Extracted information:
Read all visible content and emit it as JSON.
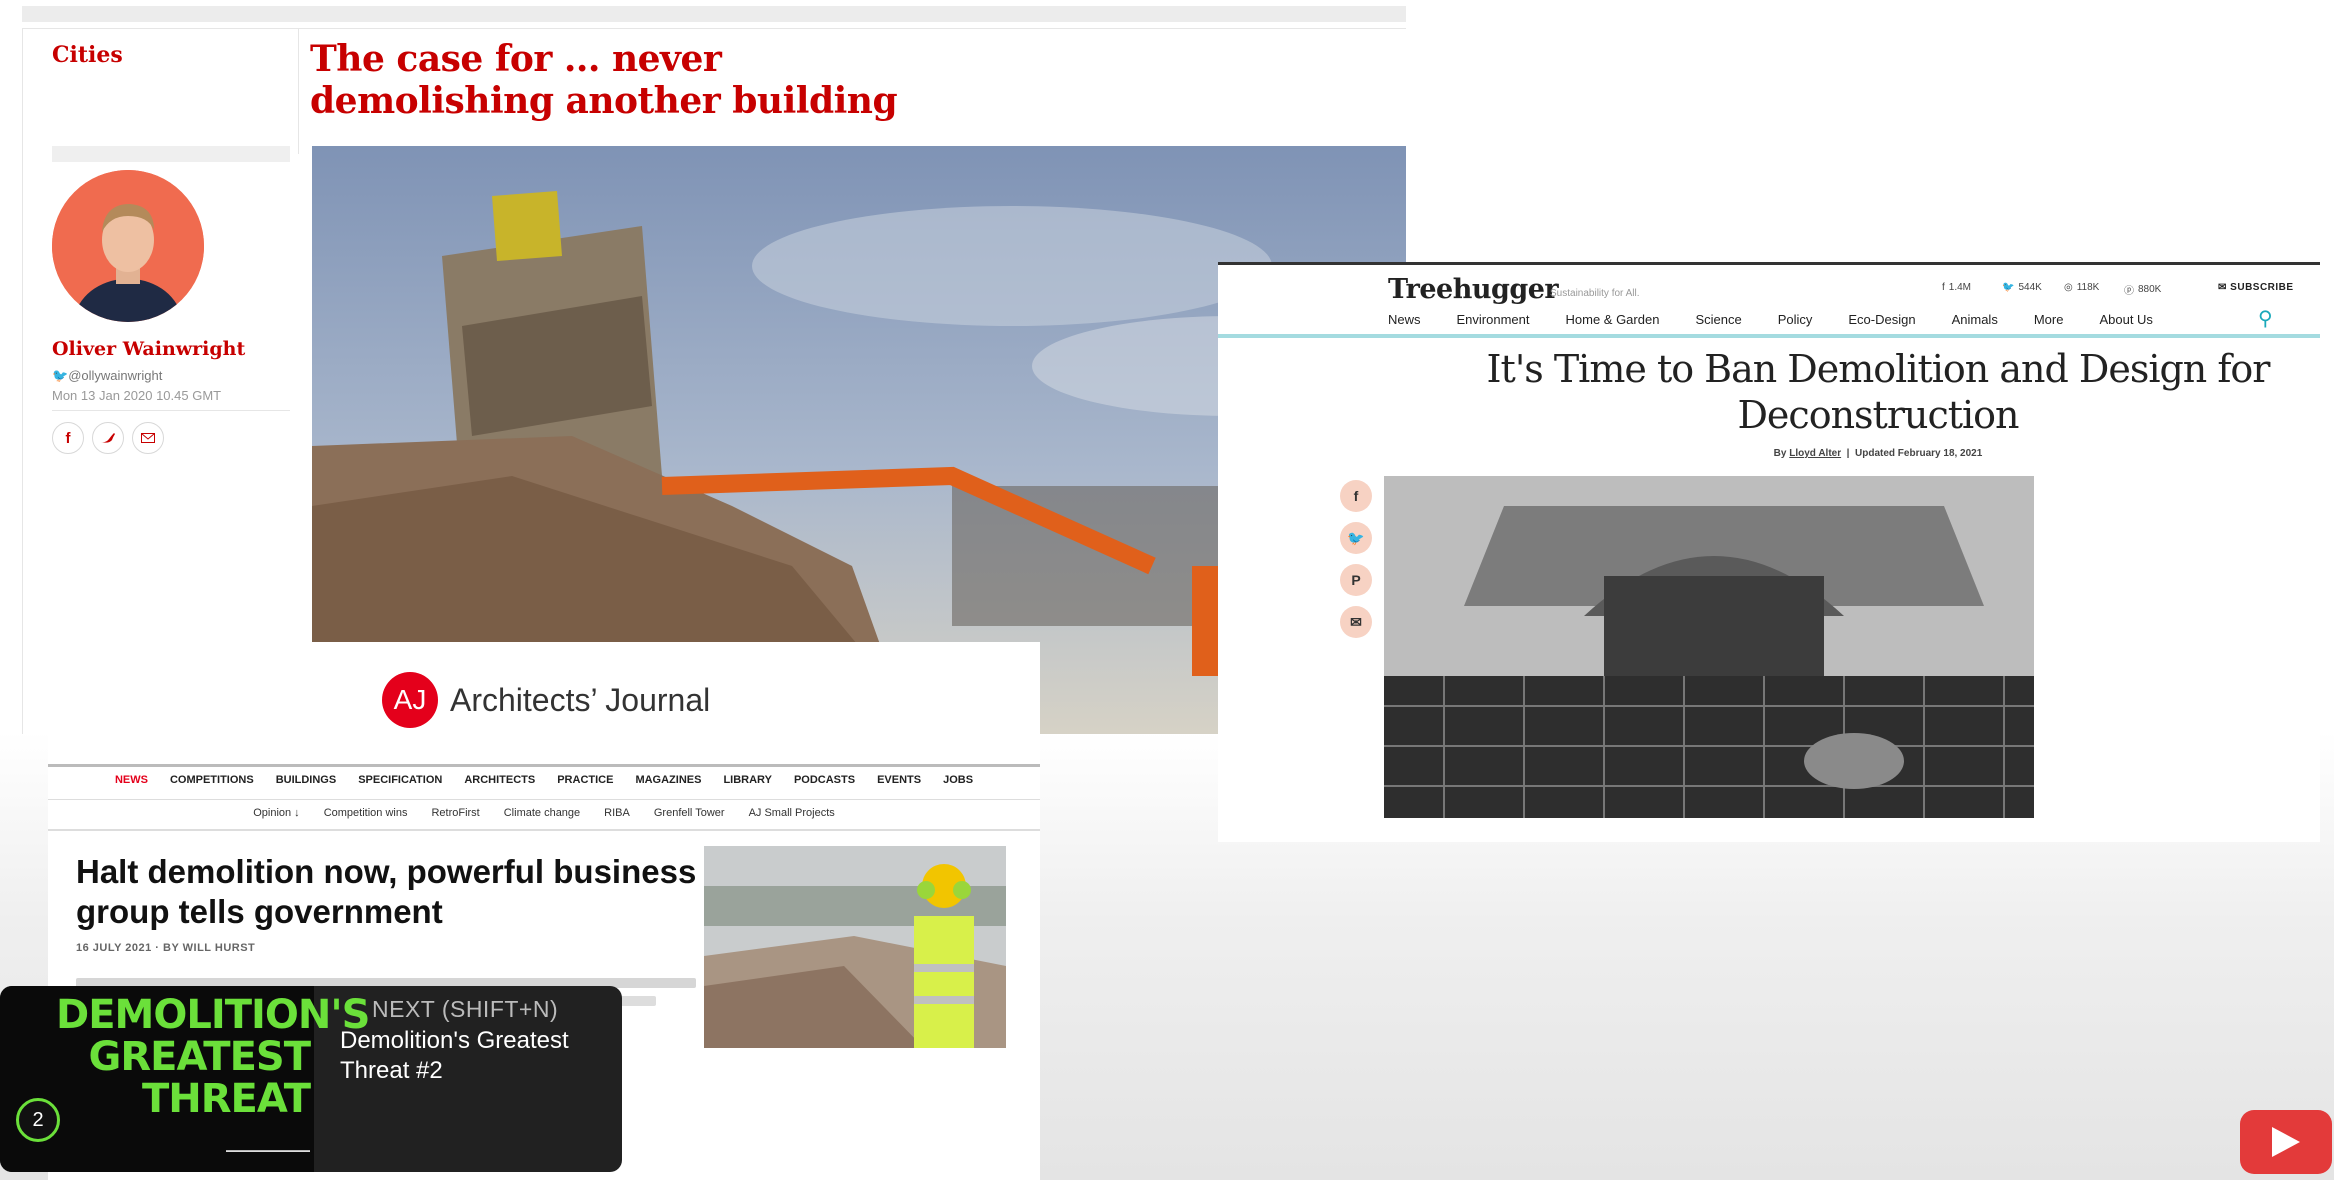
{
  "guardian": {
    "section": "Cities",
    "headline": "The case for ... never demolishing another building",
    "author": "Oliver Wainwright",
    "handle": "@ollywainwright",
    "date": "Mon 13 Jan 2020 10.45 GMT",
    "share_icons": [
      "facebook-icon",
      "twitter-icon",
      "email-icon"
    ]
  },
  "aj": {
    "logo_text": "AJ",
    "name": "Architects’ Journal",
    "nav": [
      "NEWS",
      "COMPETITIONS",
      "BUILDINGS",
      "SPECIFICATION",
      "ARCHITECTS",
      "PRACTICE",
      "MAGAZINES",
      "LIBRARY",
      "PODCASTS",
      "EVENTS",
      "JOBS"
    ],
    "subnav": [
      "Opinion ↓",
      "Competition wins",
      "RetroFirst",
      "Climate change",
      "RIBA",
      "Grenfell Tower",
      "AJ Small Projects"
    ],
    "headline": "Halt demolition now, powerful business group tells government",
    "byline": "16 JULY 2021 · BY WILL HURST",
    "accent": "#e4001b"
  },
  "treehugger": {
    "logo": "Treehugger",
    "tagline": "Sustainability for All.",
    "social": {
      "facebook": "1.4M",
      "twitter": "544K",
      "instagram": "118K",
      "pinterest": "880K"
    },
    "subscribe": "SUBSCRIBE",
    "nav": [
      "News",
      "Environment",
      "Home & Garden",
      "Science",
      "Policy",
      "Eco-Design",
      "Animals",
      "More",
      "About Us"
    ],
    "headline": "It's Time to Ban Demolition and Design for Deconstruction",
    "by": "By",
    "author": "Lloyd Alter",
    "updated": "Updated February 18, 2021",
    "share_icons": [
      "facebook-icon",
      "twitter-icon",
      "pinterest-icon",
      "email-icon"
    ]
  },
  "up_next": {
    "thumb_title_1": "DEMOLITION'S",
    "thumb_title_2": "GREATEST",
    "thumb_title_3": "THREAT",
    "episode_number": "2",
    "next_label": "NEXT (SHIFT+N)",
    "video_title": "Demolition's Greatest Threat #2"
  }
}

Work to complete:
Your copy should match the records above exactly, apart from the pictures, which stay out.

Response to the task:
Read all visible content and emit it as JSON.
{
  "guardian": {
    "section": "Cities",
    "headline": "The case for ... never demolishing another building",
    "author": "Oliver Wainwright",
    "handle": "@ollywainwright",
    "date": "Mon 13 Jan 2020 10.45 GMT",
    "share_icons": [
      "facebook-icon",
      "twitter-icon",
      "email-icon"
    ]
  },
  "aj": {
    "logo_text": "AJ",
    "name": "Architects’ Journal",
    "nav": [
      "NEWS",
      "COMPETITIONS",
      "BUILDINGS",
      "SPECIFICATION",
      "ARCHITECTS",
      "PRACTICE",
      "MAGAZINES",
      "LIBRARY",
      "PODCASTS",
      "EVENTS",
      "JOBS"
    ],
    "subnav": [
      "Opinion ↓",
      "Competition wins",
      "RetroFirst",
      "Climate change",
      "RIBA",
      "Grenfell Tower",
      "AJ Small Projects"
    ],
    "headline": "Halt demolition now, powerful business group tells government",
    "byline": "16 JULY 2021 · BY WILL HURST",
    "accent": "#e4001b"
  },
  "treehugger": {
    "logo": "Treehugger",
    "tagline": "Sustainability for All.",
    "social": {
      "facebook": "1.4M",
      "twitter": "544K",
      "instagram": "118K",
      "pinterest": "880K"
    },
    "subscribe": "SUBSCRIBE",
    "nav": [
      "News",
      "Environment",
      "Home & Garden",
      "Science",
      "Policy",
      "Eco-Design",
      "Animals",
      "More",
      "About Us"
    ],
    "headline": "It's Time to Ban Demolition and Design for Deconstruction",
    "by": "By",
    "author": "Lloyd Alter",
    "updated": "Updated February 18, 2021",
    "share_icons": [
      "facebook-icon",
      "twitter-icon",
      "pinterest-icon",
      "email-icon"
    ]
  },
  "up_next": {
    "thumb_title_1": "DEMOLITION'S",
    "thumb_title_2": "GREATEST",
    "thumb_title_3": "THREAT",
    "episode_number": "2",
    "next_label": "NEXT (SHIFT+N)",
    "video_title": "Demolition's Greatest Threat #2"
  }
}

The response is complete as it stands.